The way it was, was: someone you know died, you read the obituary, you went to the funeral, you visited the grave. Maybe you signed a guestbook at the funeral home.
The way it is, is: you do all that, then you post to the deceased person’s social media page, continuing to interact with photographs, memorials and memories.
But what does it mean for the bereaved to be able to engage with a deceased person’s social media profile? Recent research has found that young internet users continue to visit and post to their dead peers’ sites, maintaining a social attachment with the deceased.
These interactions are not unexpected: they echo established social media conventions for connecting and sharing.
But socially networking with the dead carries wider implications. By engaging with the dead on social media we no longer sequester the dead in spaces away from the living. Instead, the dead are integrated into people’s ongoing social relationships.
While some specific memorial sites or services are set for private use by friends and family, others spaces (in particular, public social networking profiles) are not and can be publicly viewed and contributed to by strangers.
The deceased’s online presence therefore becomes distributed. With a large public of family, friends and strangers able to contribute to ongoing memory-making for the deceased, this can potentially generate conflict and require some level of posthumous profile curation.
In addition to these social engagements with the dead, research is considering the uncertain status of the dead online. This work not only explores how the dead are remembered, represented or related to through social media, but also how they persist and continue to participate as social actors within social media platforms.
Things are certainly changing.

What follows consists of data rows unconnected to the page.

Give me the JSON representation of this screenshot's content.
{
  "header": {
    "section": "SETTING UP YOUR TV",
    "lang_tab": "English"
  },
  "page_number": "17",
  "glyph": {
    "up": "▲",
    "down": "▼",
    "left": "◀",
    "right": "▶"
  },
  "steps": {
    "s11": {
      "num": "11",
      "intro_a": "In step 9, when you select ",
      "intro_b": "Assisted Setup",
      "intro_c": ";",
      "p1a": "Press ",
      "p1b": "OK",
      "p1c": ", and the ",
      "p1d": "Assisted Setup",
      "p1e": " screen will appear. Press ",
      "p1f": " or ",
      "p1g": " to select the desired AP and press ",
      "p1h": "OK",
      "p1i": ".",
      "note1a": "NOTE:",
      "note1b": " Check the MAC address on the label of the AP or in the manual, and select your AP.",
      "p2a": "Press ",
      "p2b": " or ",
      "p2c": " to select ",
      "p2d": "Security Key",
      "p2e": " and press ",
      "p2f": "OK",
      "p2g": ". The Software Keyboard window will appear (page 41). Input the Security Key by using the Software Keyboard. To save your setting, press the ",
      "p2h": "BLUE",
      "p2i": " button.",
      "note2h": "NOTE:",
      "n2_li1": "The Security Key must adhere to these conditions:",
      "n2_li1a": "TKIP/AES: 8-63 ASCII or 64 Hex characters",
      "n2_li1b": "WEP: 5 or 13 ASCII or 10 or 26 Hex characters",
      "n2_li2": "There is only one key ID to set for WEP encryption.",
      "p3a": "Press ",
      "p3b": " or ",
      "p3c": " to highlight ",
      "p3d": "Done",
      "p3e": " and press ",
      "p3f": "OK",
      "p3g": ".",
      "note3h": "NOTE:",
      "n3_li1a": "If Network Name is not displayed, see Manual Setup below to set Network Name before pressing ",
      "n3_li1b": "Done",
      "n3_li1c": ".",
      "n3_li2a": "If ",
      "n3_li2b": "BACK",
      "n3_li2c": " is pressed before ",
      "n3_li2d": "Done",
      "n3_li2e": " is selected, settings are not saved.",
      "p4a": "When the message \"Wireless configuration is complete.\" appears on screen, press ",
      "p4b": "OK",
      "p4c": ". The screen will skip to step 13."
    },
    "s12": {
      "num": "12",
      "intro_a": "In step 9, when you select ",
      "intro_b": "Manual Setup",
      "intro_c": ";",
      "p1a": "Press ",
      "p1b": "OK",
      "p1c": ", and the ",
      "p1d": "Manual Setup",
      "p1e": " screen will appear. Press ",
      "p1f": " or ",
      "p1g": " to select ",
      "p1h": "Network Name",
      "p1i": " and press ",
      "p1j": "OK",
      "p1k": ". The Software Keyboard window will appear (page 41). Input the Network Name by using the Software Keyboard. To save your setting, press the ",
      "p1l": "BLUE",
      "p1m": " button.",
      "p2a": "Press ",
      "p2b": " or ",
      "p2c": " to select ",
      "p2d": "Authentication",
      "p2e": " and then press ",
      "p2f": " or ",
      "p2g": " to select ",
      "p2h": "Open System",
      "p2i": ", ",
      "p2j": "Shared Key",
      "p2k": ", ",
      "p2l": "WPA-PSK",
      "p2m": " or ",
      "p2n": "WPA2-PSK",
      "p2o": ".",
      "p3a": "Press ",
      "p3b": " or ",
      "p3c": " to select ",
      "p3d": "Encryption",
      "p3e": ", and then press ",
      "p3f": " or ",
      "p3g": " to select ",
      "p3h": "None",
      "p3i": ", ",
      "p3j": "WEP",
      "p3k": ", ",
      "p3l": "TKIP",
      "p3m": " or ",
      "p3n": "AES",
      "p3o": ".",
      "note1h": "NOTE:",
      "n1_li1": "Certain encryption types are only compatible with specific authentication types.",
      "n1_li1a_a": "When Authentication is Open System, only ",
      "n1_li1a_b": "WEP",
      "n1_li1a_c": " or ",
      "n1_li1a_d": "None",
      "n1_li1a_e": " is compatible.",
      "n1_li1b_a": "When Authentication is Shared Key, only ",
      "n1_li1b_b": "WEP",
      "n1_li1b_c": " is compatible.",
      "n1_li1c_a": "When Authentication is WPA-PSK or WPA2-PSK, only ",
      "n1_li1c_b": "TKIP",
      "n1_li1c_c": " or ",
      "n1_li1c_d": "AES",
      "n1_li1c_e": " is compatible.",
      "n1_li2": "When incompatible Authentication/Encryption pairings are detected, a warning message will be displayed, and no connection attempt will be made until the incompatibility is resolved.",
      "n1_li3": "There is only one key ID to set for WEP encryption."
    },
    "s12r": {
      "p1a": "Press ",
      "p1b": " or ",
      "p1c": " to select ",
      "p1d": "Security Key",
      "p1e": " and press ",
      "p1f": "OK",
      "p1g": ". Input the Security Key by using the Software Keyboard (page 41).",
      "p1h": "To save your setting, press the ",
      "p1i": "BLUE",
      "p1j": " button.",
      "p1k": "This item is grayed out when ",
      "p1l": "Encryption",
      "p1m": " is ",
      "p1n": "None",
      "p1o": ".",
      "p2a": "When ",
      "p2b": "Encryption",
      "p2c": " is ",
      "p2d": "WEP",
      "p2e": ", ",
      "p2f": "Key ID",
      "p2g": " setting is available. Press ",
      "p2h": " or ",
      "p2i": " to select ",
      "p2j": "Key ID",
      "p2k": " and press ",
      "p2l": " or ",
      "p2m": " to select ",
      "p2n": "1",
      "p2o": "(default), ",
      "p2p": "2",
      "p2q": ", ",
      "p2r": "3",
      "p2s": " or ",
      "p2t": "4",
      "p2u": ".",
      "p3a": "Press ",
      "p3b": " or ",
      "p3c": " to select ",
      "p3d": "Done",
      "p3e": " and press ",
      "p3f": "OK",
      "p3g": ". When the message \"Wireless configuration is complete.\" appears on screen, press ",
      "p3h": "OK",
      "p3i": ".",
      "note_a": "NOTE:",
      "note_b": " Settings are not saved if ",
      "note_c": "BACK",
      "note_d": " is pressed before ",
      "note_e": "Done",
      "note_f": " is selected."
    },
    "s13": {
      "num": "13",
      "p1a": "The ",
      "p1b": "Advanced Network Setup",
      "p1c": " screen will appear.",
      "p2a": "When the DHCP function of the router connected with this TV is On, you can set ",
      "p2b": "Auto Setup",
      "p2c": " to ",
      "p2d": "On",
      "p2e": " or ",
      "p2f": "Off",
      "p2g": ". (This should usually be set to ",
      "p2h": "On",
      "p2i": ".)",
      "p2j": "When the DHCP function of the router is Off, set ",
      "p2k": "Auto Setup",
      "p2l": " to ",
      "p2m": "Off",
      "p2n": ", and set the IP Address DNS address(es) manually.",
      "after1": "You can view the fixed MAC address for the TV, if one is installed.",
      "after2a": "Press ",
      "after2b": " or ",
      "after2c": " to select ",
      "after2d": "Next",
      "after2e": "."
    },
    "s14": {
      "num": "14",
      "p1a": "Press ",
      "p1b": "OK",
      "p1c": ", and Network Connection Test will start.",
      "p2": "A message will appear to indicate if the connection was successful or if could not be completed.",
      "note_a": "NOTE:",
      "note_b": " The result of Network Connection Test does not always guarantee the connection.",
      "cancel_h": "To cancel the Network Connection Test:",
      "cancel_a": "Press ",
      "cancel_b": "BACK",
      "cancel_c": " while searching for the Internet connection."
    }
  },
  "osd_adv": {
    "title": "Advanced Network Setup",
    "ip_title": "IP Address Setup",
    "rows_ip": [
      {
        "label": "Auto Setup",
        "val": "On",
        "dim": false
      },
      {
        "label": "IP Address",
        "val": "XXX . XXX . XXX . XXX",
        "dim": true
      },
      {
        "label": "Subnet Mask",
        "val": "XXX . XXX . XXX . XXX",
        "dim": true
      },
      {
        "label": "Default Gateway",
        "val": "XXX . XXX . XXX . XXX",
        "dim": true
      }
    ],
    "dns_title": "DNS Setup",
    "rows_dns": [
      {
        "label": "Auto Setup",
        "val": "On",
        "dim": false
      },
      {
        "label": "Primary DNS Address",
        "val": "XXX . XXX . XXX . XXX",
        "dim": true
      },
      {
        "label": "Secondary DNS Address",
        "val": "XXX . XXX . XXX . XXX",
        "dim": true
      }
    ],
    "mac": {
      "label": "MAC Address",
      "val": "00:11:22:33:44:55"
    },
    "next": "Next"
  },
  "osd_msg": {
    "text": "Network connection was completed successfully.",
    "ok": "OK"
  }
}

Scholars now suggest that because death does not automatically close a person’s social media profiles, that person, though dead, is more of an “extreme user”, rather than a non-user or former user.